It was a reassuring start, too. I immediately liked Little's full-bodied sound, massively energetic and a little gritty as the Brahms demanded, but focused, not strident. Then later in the movement her quiet sound proved equally engaging, with a tender fragility.

Meanwhile, Roscoe took no prisoners with the first theme's pounding, driving chords, then withdrew allowing Little's delicate sound to glimmer in the slower sections. With the colourful works elsewhere in the programme, Beethoven's sonatas Op 12 No 2 and 3 were shown up as completely vanilla. No 3 was at least full of virtuosity, which the pair handled with remarkable ease – a crowd-pleaser for largely acrobatic reasons.

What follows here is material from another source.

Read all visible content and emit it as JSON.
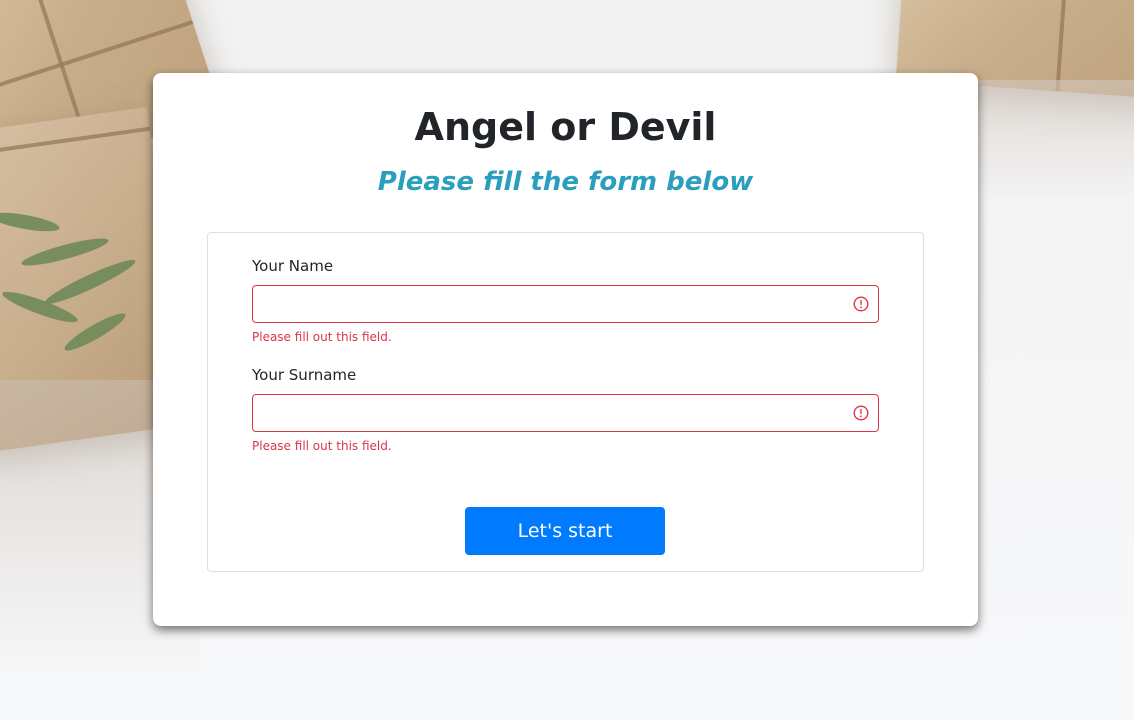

Conversely, the duo revealed hidden depths in Schubert's rarely performed Sonata in A minor, an understated piece with a melancholy, slightly abrupt ending, perhaps asking the question to which the Franck is the answer.

Champions of the Franck sonata are correct, it's a wonderful piece, and Little's affinity with it was apparent in this affectionate reading. When the third movement settled on its closing melody, it found a peace and tranquillity that utterly clarified the sonata's romantic programme.

Martin Roscoe convincingly spent the whole evening in the role of second soloist rather than accompanist, thanks to the choice of repertoire and his fine instinct for when to play with a bit of portent.

Ensemble problems were few and far between and the balance was largely impressive, especially since Little projects at all dynamic levels without resorting to wide vibrato. Both players were committed to great musical dialogue throughout and the delightful close canons in the Franck's finale seemed a fitting culmination.

January 30th 2014 - Classical Sheffield - Tom Owen